* Your goal:
How many lines in the entries below include the string "text"? Answer with the number only.

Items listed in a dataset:

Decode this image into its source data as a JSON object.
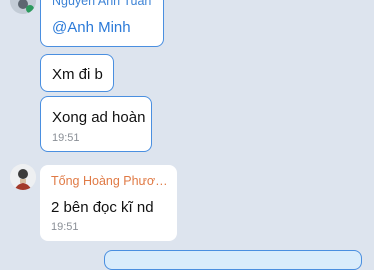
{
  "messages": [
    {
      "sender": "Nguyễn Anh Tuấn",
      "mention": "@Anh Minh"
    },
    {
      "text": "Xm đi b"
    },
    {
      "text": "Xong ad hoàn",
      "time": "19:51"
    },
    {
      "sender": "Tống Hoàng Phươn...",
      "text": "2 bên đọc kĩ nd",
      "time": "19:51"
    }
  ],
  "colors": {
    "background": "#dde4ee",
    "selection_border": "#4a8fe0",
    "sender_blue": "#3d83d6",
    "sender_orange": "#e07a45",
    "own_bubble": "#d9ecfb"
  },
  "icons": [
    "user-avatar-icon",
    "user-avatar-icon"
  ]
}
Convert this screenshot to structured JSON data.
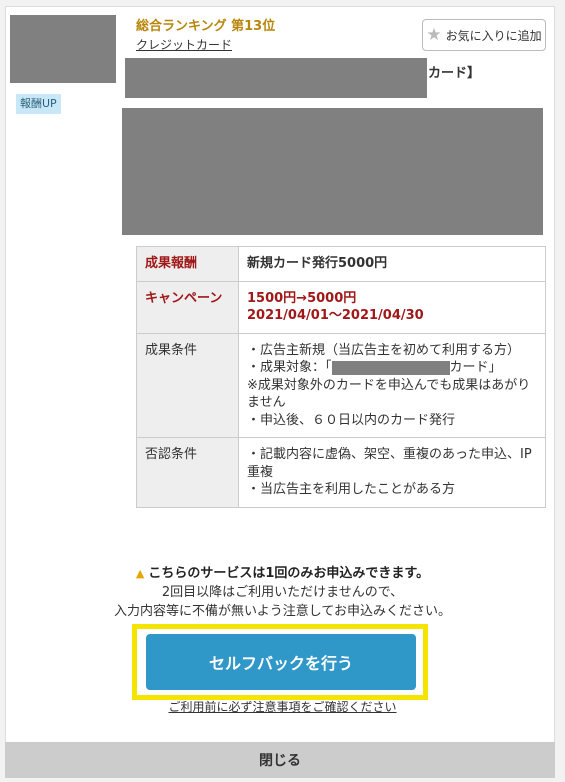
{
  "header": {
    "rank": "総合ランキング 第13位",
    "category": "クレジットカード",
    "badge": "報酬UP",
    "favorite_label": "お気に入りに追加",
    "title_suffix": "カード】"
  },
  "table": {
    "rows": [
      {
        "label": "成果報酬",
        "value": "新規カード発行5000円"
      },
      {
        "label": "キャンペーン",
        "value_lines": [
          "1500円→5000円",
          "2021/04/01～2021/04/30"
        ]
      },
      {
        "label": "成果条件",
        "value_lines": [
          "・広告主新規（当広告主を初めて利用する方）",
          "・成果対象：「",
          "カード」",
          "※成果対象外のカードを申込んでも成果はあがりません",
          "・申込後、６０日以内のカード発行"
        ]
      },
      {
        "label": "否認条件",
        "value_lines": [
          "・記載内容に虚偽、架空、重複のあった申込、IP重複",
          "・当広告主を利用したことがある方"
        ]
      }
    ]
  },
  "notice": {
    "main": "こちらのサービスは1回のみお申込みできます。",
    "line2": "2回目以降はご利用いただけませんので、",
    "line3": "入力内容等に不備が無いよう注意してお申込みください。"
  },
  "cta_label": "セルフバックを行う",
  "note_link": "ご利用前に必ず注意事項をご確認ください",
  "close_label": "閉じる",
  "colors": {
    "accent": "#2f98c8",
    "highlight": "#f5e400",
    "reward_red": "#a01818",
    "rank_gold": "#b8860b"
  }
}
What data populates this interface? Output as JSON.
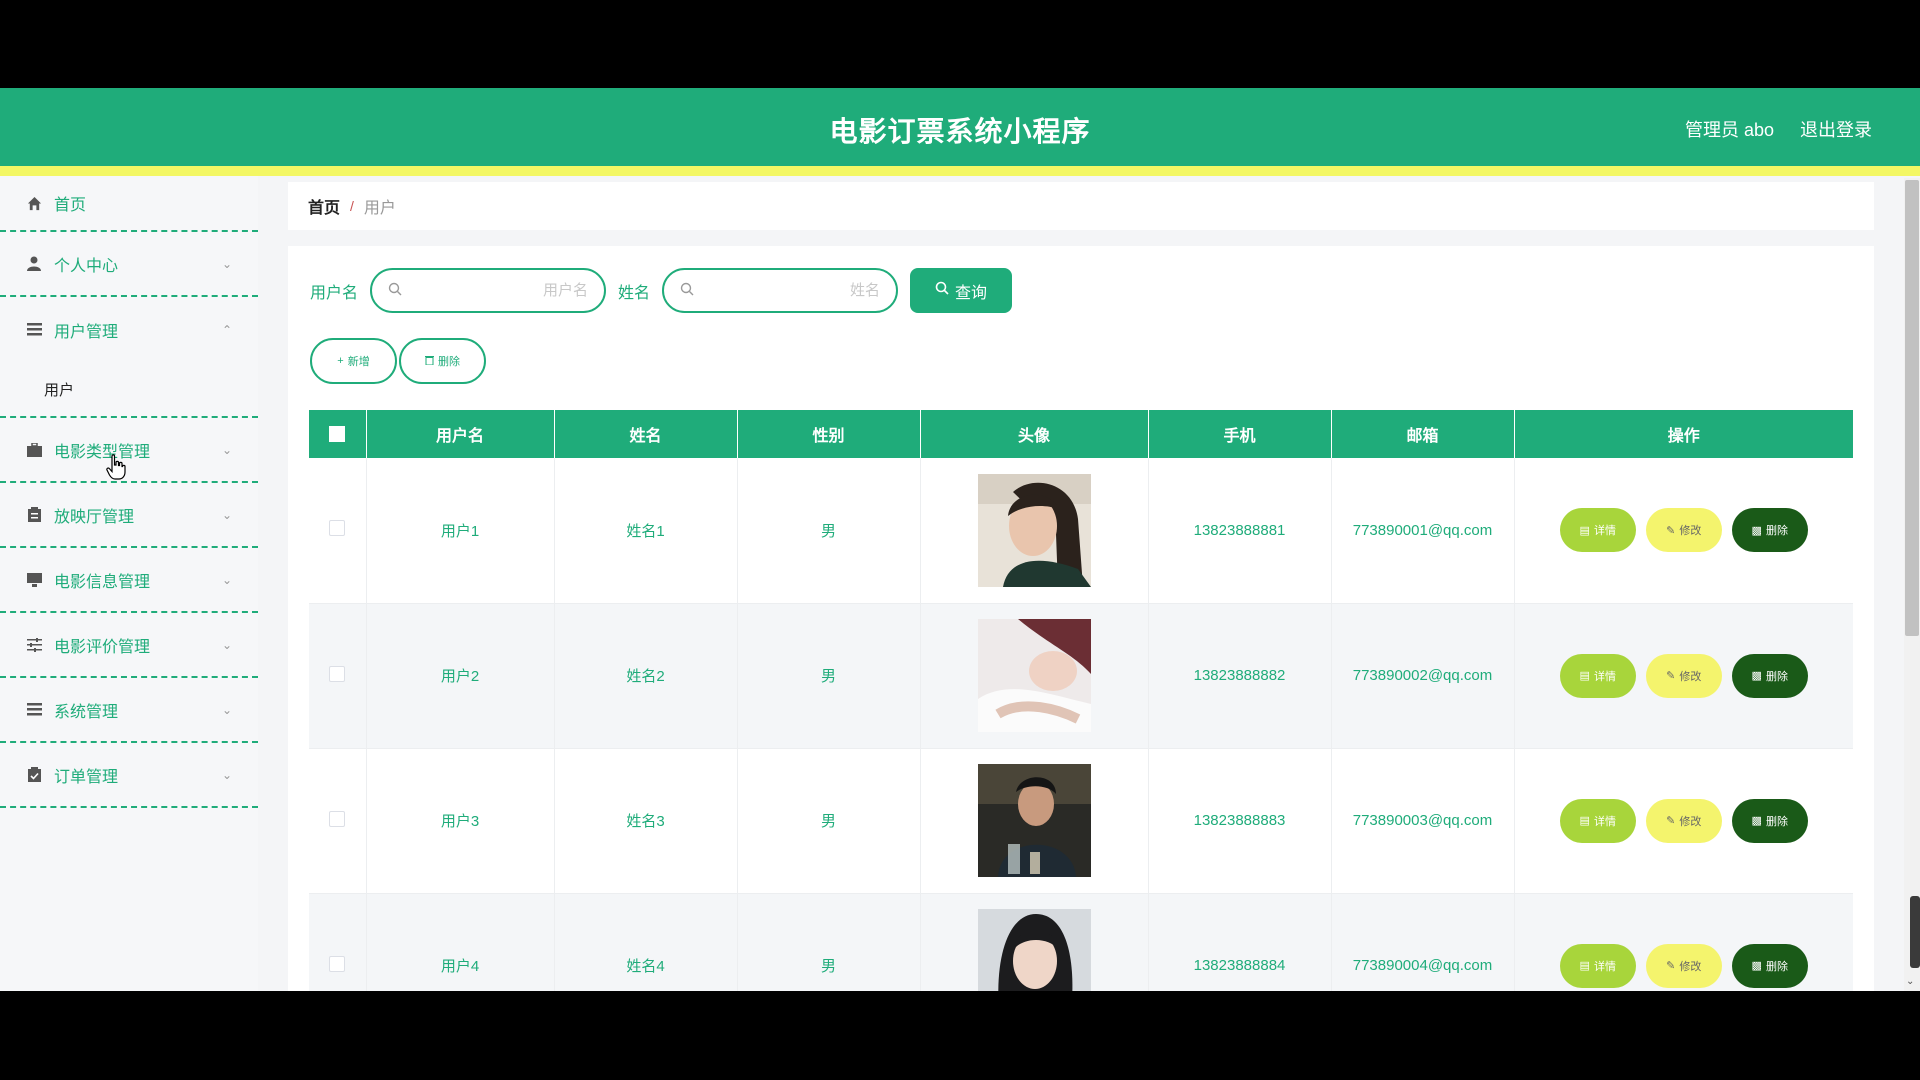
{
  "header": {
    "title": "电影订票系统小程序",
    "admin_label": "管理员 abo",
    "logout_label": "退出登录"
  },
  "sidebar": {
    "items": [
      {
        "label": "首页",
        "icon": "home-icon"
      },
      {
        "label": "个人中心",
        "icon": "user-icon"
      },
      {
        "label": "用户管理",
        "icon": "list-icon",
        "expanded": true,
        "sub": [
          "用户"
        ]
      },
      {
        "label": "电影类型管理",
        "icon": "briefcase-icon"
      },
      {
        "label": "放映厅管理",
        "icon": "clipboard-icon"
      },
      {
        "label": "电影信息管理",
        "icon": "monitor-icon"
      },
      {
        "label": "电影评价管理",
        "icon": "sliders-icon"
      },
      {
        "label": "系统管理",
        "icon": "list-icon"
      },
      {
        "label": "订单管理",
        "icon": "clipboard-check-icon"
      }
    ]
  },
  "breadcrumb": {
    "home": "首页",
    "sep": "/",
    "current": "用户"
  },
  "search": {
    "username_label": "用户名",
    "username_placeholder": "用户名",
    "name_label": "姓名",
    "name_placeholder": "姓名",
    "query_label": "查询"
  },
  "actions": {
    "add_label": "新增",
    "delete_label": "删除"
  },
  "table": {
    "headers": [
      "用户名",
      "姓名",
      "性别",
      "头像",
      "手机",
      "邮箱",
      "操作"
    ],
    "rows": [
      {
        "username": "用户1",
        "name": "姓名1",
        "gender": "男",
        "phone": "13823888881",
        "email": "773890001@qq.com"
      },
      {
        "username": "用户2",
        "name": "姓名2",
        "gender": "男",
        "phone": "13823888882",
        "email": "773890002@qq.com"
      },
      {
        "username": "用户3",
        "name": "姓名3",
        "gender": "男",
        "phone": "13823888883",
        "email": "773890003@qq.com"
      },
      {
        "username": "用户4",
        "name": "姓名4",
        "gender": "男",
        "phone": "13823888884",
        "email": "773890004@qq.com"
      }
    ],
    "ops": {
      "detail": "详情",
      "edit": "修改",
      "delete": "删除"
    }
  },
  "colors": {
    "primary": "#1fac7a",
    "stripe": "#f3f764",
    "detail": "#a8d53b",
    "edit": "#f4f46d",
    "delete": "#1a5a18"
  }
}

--

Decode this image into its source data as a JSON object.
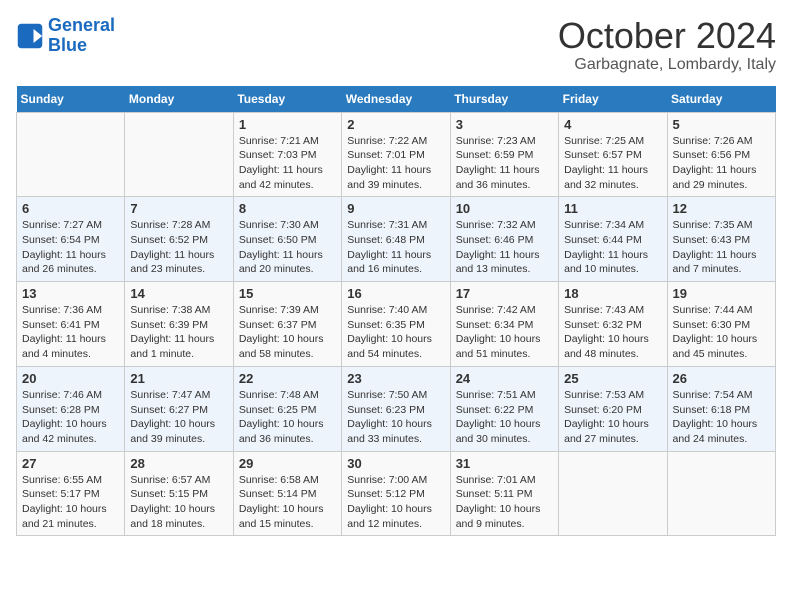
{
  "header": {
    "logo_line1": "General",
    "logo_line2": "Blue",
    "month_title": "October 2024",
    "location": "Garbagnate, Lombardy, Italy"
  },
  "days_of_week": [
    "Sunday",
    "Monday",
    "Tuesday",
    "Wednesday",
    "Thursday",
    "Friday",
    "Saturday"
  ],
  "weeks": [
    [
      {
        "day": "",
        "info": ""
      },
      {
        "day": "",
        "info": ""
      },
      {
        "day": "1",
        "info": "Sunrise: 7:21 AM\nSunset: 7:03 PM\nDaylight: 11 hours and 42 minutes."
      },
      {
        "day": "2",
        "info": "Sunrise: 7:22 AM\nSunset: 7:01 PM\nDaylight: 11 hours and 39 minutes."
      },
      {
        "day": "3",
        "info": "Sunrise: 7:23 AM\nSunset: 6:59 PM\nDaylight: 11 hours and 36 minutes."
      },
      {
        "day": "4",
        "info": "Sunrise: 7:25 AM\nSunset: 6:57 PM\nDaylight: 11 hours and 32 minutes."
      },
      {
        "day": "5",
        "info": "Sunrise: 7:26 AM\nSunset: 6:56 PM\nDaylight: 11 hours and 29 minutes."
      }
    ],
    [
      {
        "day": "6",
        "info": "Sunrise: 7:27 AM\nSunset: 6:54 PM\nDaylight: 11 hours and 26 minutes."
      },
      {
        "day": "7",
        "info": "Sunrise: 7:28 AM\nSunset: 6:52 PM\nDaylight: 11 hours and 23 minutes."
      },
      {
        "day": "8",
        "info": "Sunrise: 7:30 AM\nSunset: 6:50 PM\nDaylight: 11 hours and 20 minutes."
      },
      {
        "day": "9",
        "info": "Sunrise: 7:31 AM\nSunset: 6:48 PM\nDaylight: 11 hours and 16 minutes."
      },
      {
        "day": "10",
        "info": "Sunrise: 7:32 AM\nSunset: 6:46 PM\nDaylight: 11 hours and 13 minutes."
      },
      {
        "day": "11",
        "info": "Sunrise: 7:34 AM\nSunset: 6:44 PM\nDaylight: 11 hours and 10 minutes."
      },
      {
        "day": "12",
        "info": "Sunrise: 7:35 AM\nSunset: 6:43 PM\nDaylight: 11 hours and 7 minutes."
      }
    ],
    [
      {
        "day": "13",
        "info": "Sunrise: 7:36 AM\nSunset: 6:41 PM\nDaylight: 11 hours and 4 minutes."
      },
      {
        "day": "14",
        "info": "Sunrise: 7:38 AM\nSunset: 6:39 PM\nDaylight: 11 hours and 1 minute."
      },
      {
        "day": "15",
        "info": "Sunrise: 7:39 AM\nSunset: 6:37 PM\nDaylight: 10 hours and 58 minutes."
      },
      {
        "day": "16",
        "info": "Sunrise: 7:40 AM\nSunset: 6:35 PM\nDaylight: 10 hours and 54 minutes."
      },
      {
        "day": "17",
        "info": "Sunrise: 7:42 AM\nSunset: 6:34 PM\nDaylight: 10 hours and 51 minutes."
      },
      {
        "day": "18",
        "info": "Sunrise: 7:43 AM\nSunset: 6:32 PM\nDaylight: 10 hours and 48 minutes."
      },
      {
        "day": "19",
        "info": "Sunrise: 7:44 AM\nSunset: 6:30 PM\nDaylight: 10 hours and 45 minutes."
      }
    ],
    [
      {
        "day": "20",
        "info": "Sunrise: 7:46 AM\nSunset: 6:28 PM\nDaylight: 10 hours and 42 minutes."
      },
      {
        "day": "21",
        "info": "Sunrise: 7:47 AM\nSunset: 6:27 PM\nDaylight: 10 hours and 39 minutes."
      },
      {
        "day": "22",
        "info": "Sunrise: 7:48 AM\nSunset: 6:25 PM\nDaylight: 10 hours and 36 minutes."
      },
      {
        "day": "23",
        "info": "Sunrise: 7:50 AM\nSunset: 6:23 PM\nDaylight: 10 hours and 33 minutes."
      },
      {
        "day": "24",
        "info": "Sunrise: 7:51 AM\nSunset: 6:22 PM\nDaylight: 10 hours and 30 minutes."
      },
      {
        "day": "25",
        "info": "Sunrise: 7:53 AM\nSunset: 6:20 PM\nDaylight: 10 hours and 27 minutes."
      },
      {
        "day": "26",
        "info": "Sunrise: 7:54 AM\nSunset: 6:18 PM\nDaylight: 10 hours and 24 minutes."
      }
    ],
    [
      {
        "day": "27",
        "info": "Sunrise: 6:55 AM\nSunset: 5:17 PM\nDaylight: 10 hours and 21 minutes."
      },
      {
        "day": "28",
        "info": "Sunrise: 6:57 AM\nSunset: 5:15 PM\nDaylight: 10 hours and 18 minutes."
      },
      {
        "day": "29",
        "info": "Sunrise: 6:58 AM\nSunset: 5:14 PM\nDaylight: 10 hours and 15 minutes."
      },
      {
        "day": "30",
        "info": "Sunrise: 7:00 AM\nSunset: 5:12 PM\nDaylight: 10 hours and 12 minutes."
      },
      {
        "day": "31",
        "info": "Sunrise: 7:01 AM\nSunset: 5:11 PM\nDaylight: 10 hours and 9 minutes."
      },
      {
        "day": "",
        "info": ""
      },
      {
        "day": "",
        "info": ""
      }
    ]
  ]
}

* Finished task:
3